To do:
Each line shown below should be copied exactly.

Records shown:
= = =

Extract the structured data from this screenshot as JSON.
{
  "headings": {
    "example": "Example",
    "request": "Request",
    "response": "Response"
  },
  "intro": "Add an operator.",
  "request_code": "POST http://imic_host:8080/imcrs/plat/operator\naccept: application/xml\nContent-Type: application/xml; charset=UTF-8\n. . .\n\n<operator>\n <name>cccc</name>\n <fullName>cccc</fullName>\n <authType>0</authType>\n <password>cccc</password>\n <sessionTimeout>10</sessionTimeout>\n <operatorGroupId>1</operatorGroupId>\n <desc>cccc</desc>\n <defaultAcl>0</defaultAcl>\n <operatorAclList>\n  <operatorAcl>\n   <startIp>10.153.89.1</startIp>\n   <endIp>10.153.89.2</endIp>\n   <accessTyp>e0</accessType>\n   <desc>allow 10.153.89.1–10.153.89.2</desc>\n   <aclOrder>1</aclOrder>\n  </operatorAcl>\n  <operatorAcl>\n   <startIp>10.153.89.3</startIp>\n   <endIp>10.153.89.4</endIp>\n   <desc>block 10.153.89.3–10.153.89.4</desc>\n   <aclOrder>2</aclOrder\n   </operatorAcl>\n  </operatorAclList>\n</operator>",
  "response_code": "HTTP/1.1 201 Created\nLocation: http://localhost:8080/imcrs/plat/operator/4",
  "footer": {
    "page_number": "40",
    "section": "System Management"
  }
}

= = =

Your response:
Extract the structured data from this screenshot as JSON.
{
  "headings": {
    "example": "Example",
    "request": "Request",
    "response": "Response"
  },
  "intro": "Add an operator.",
  "request_code": "POST http://imic_host:8080/imcrs/plat/operator\naccept: application/xml\nContent-Type: application/xml; charset=UTF-8\n. . .\n\n<operator>\n <name>cccc</name>\n <fullName>cccc</fullName>\n <authType>0</authType>\n <password>cccc</password>\n <sessionTimeout>10</sessionTimeout>\n <operatorGroupId>1</operatorGroupId>\n <desc>cccc</desc>\n <defaultAcl>0</defaultAcl>\n <operatorAclList>\n  <operatorAcl>\n   <startIp>10.153.89.1</startIp>\n   <endIp>10.153.89.2</endIp>\n   <accessTyp>e0</accessType>\n   <desc>allow 10.153.89.1–10.153.89.2</desc>\n   <aclOrder>1</aclOrder>\n  </operatorAcl>\n  <operatorAcl>\n   <startIp>10.153.89.3</startIp>\n   <endIp>10.153.89.4</endIp>\n   <desc>block 10.153.89.3–10.153.89.4</desc>\n   <aclOrder>2</aclOrder\n   </operatorAcl>\n  </operatorAclList>\n</operator>",
  "response_code": "HTTP/1.1 201 Created\nLocation: http://localhost:8080/imcrs/plat/operator/4",
  "footer": {
    "page_number": "40",
    "section": "System Management"
  }
}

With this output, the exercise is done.